TX: Arlington council to tighten regulations on liquor stores

Mark Willingham Uncategorized

TX: Arlington council to tighten regulations on liquor stores



By Robert Cadwallader

March 2, 2016

ARLINGTON – The City Council said Tuesday night that the city needs to put a halt to new liquor stores while officials patch a weakness in the current zoning.


The council’s concern stems from the recent opening of a package liquor store in a shopping center across the street from the new upscale Arlington Commons apartment complex, now under construction at 425 E. Lamar Blvd.


The Arlington City Council is considering amending a city zoning ordinance on liquor stores. Ron T. Ennis Star-Telegram archives


City Attorney Teris Solis said the council may also consider imposing a moratorium to allow time for creating a specific-use permit, which would give the council final say in where liquor stores may open.


Councilman Jimmy Bennett said the city could consider requiring prospective liquor stores to apply for a certificate of occupancy from the city before selling liquor.


“We have to rectify the situation,” Bennett said, adding that he wants applicants to go through formal city channels “to present their product [to the public] in a respectful manner.”


Currently, package liquor stores are allowed “by right” in the general commercial zoning district and the more restrictive industrial and manufacturing zoning districts, except in the Interstate 20 corridor between Cooper Street and Texas 360.


Liquor stores that receive their licenses from the Texas Alcoholic Beverage Commission — and stay away from the I-20 corridor overlay zoning — don’t have to check in with City Hall.


Deputy City Manager Jim Parajon said a permit would be appropriate “given the nature of package liquor stores in some of the commercial districts in proximity to neighborhoods and schools.”


The general commercial zoning was created after the city eliminated a business zoning district in 2014. Councilwoman Sheri Capehart said she wasn’t aware that the leniency had remained.


“I don’t think that was ever the intent,” Capehart said at the meeting. “Is there a way we can go back and un-ring the bell?”


Parajon said that although existing stores that sell liquor would be grandfathered, a new certificate of occupancy — which new businesses need to open their doors — could be required for existing businesses that don’t presently sell liquor but are seeking to add it to their shelves.
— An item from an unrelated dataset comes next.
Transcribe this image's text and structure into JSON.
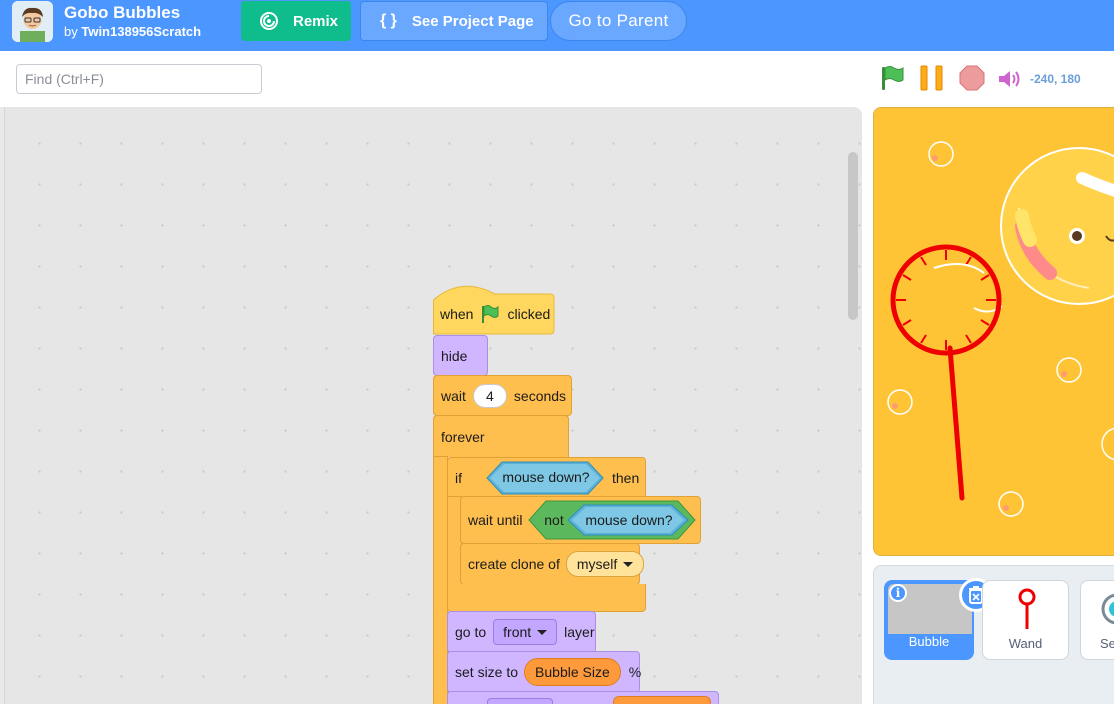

He said the council could call a “temporary halt” to new liquor stores instead of dealing with requirements of imposing a moratorium.